EMILY HALLOCK (this article was published in October 2012)
Each week, we rummage through the dark corners of our kitchen drawers to bring you an enigmatic item. We ask you to guess what it is in our weekly From the From the Back of the Drawer puzzle. To enter this week’s puzzle, visit this page. To read more descriptions of past items, visit this page. And, don’t forget to donate your odd items to the Southern Food and Beverage Museum.
This week, we found an ice crusher!
In the early 20th century refrigeration exploded onto the scene of American culture. No longer did ice need to be hauled from the peaks of mountains only to half melt by the time it reached customers who paid an exorbitant amount of money for it. No longer did food go bad within a day or two due to the inability to keep it cold. By the 1930’s, the refrigerator had become a practical household appliance due to the discovery of Freon, a gas much less toxic than ammonia and sulfur dioxide which had previously been used for refrigeration appliances. These safer, more affordable pieces of equipment found their way into almost every home, and with them, the ability to keep food cold, and make ice.
Having only ever been produced in restaurants and surely seen as a luxury item, homemade ice and the culture surrounding it, took off. The 1950’s saw a surge in kitchen appliances and cookbooks focused on chilled food items and drinks. One of these appliances was the Rival Ice-O-Mat ice crusher. With three different settings and a handy removable compartment
you can crush enough ice for whatever you need! Need to keep shrimp cold at a party? Need to cool that gimlet to near freezing temperatures? Have no fear! The Ice-O-Mat can crush as much ice as you’ve got!
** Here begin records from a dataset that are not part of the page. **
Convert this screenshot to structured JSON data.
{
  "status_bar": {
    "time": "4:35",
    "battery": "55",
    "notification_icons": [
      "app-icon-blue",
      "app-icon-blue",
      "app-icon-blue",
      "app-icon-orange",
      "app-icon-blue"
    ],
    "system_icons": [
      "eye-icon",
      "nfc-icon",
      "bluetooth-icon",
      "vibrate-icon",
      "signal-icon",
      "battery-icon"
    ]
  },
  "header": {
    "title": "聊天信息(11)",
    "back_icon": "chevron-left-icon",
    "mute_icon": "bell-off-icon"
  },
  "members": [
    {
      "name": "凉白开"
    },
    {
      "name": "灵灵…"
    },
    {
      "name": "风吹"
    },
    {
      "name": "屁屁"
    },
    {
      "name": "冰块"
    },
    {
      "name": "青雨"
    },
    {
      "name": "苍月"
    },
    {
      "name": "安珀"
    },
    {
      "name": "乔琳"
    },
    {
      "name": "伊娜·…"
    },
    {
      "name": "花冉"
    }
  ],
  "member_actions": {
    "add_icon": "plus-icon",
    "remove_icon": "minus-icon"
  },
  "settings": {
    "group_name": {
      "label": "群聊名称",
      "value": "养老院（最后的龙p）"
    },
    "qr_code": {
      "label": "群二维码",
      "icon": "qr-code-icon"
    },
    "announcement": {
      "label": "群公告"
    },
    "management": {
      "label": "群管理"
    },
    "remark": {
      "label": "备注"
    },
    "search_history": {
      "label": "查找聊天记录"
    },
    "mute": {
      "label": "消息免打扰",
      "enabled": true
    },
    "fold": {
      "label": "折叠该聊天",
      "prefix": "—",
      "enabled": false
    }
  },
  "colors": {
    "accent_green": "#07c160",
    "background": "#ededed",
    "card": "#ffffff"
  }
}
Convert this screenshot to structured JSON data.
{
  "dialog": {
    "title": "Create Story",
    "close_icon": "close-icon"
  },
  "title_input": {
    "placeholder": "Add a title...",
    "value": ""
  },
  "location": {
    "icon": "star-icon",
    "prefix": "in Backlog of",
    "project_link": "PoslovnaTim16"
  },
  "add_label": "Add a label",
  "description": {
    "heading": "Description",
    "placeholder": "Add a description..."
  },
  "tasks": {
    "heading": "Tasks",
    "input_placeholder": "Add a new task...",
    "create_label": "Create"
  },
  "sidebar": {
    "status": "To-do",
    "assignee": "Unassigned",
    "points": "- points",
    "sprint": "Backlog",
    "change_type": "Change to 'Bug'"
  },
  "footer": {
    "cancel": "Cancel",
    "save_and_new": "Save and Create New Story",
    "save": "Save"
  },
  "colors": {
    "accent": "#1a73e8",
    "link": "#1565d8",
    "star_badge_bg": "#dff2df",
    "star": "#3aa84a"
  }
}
It became a culture of coolness. Suddenly everything was enjoyed at a cooler temperature. Hot chocolate became iced chocolate. Ice cream became the new favorite dessert. Gelatins and aspics were everywhere. Of course, everything is exciting when it’s new, but nowadays we’ve come to take having ice at our fingertips for granted when that was not always the case. So the next time you’re out and about on a hot, sunny day and you buy yourself an ice cold refreshment, think about all the history encompassed by that single cube of ice.
Our Rating: Save it! You don’t find appliances like these anymore and
having one could definitely start a few conversations.
Design: Great! Although it is a single-use appliance, having crushed ice is
never a bad thing.
Originality: Good. There are quite a few simpler ways to crush up some ice,
but this is probably one of the more fashionable and fun ways!
Practicality: Great in the 1950’s! Now, not so much. Most people can get
crushed ice from the door of their refrigerator! This is more of a collectible
antique than an appliance to be used today.